When my appointment ended, I said my goodbyes, and headed off to my car. As I drove away, I began to replay the conversation I had just had with my new friend. I started to think about the reasons why I have never opted to have cosmeses.

I want people to know that I have survived, and I want them to think, “Wow! If she can survive and accomplish that, then maybe I can survive and overcome the obstacles in my life.” I want people to know that the human spirit is formidable, that any adversity and challenge is not too great to conquer.

When I was new to the amputee world, not having cosmeses was more of a practical matter than anything else. Every time any tweaking had to be done – and there was a lot of tweaking – the prosthetist would have had to tear into the covering to make adjustments. Consequently, I never had the coverings made. But I also realized in those first months that it wasn’t important to me to have that “finished product.”

As I was driving, I was thinking about all the children I have been able to talk to about prostheses, or as my kids have named them, “robot parts.” Had I had cosmetic coverings, many of those children would never have known that I have prosthetic legs, and I would not have had the opportunity to talk with them about it. I tell people all the time that I am a veritable walking show-and-tell, and I relish in the opportunity to educate children and adults alike about limb loss and prosthetics. It’s important to me to get the message across that people with disabilities are just the same as anyone else in this world. I often hear myself saying, “I’m just like you, except I move a little slower.” For some reason the kids think that’s funny – probably because they know I’d move slower whether I had “robot parts” or not.

But that wasn’t the only reason – it was just the more obvious reason. So I pondered a little further: “Be honest,” I heard myself saying.

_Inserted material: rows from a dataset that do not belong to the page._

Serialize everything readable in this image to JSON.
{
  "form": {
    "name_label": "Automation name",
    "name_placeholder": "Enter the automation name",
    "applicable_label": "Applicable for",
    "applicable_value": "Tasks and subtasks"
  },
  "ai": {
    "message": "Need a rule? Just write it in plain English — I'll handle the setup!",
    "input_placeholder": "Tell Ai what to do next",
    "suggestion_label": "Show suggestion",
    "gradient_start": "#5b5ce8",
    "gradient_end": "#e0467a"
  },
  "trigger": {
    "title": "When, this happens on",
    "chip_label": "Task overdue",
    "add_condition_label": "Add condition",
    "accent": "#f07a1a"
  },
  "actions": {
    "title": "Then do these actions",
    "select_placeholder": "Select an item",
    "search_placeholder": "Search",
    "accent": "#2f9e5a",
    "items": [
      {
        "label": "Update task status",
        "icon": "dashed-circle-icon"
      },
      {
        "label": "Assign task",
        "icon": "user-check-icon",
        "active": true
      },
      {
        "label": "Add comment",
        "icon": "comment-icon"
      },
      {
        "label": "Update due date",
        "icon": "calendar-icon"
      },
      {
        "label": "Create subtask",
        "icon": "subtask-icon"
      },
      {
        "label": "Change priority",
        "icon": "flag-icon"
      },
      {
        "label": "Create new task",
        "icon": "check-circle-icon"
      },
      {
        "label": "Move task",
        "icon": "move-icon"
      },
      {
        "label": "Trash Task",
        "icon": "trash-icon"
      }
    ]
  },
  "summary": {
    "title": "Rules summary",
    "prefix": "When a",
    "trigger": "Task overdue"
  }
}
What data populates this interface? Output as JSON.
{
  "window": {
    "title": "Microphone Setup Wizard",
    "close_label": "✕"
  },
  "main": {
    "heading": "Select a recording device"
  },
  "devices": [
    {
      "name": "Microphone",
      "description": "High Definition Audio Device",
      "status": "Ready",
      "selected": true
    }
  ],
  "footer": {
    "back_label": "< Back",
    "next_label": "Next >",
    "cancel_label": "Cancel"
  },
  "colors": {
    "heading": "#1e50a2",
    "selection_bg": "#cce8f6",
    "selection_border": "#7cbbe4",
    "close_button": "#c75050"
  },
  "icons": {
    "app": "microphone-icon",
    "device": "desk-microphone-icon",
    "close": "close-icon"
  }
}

I have known the deeper reason for baring it all, almost since I began walking the prosthetic path: Plain and simple, I want people to know that I wear prostheses. And, as much as I hate to admit it, it comes from a sense of pride, almost like being proud of some sort of accomplishment. As any lower-extremity amputee knows, there is a great deal of accomplishment and pride when you learn how to walk with a prosthetic leg. But even more than that, I want people to know that I have survived, and I want them to think, “Wow! If she can survive and accomplish that, then maybe I can survive and overcome the obstacles in my life.” I want people to know that the human spirit is formidable, that any adversity and challenge is not too great to conquer.

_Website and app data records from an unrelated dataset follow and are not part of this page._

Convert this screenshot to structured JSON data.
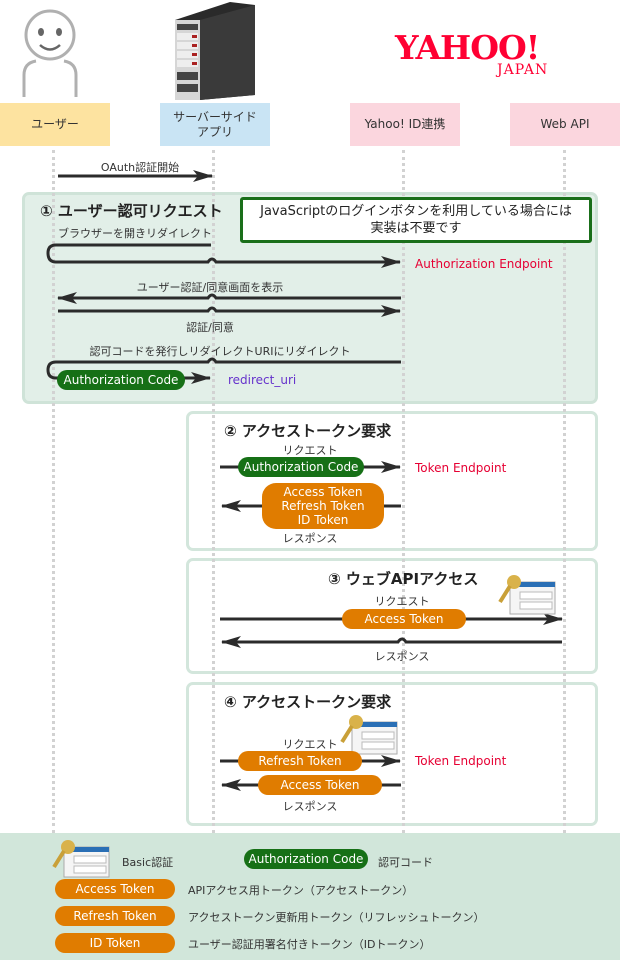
{
  "actors": {
    "user": {
      "label": "ユーザー",
      "color": "#fde3a0"
    },
    "server": {
      "label": "サーバーサイド\nアプリ",
      "color": "#c9e4f4"
    },
    "yahoo_id": {
      "label": "Yahoo! ID連携",
      "color": "#fbd6de"
    },
    "web_api": {
      "label": "Web API",
      "color": "#fbd6de"
    }
  },
  "logo": {
    "main": "YAHOO!",
    "sub": "JAPAN",
    "color": "#ff0033"
  },
  "intro": {
    "label": "OAuth認証開始"
  },
  "step1": {
    "title": "① ユーザー認可リクエスト",
    "note": "JavaScriptのログインボタンを利用している場合には\n実装は不要です",
    "redirect_label": "ブラウザーを開きリダイレクト",
    "endpoint": "Authorization Endpoint",
    "show_consent": "ユーザー認証/同意画面を表示",
    "consent": "認証/同意",
    "issue_code": "認可コードを発行しリダイレクトURIにリダイレクト",
    "code_pill": "Authorization Code",
    "redirect_uri": "redirect_uri"
  },
  "step2": {
    "title": "② アクセストークン要求",
    "request": "リクエスト",
    "code_pill": "Authorization Code",
    "endpoint": "Token Endpoint",
    "tokens": [
      "Access Token",
      "Refresh Token",
      "ID Token"
    ],
    "response": "レスポンス"
  },
  "step3": {
    "title": "③ ウェブAPIアクセス",
    "request": "リクエスト",
    "token_pill": "Access Token",
    "response": "レスポンス"
  },
  "step4": {
    "title": "④ アクセストークン要求",
    "request": "リクエスト",
    "refresh_pill": "Refresh Token",
    "endpoint": "Token Endpoint",
    "access_pill": "Access Token",
    "response": "レスポンス"
  },
  "legend": {
    "basic_auth": "Basic認証",
    "auth_code_pill": "Authorization Code",
    "auth_code_desc": "認可コード",
    "items": [
      {
        "pill": "Access Token",
        "desc": "APIアクセス用トークン（アクセストークン）"
      },
      {
        "pill": "Refresh Token",
        "desc": "アクセストークン更新用トークン（リフレッシュトークン）"
      },
      {
        "pill": "ID Token",
        "desc": "ユーザー認証用署名付きトークン（IDトークン）"
      }
    ]
  },
  "colors": {
    "green_pill": "#167016",
    "orange_pill": "#e07c00",
    "endpoint_red": "#e60033",
    "redirect_purple": "#6633cc"
  }
}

We are all made of the same stuff, I’ve come to realize. Some of us, though, have been fortunate enough to truly test our mettle. Amputees know intimately what they are made of, and most of the time we realize how lucky we are to be here on the same planet with everyone else, even if we move a little slower.

I don’t know if I’ll ever choose to “finish” my legs. I guess I view them like I view the rest of my life – to be completed at a later date.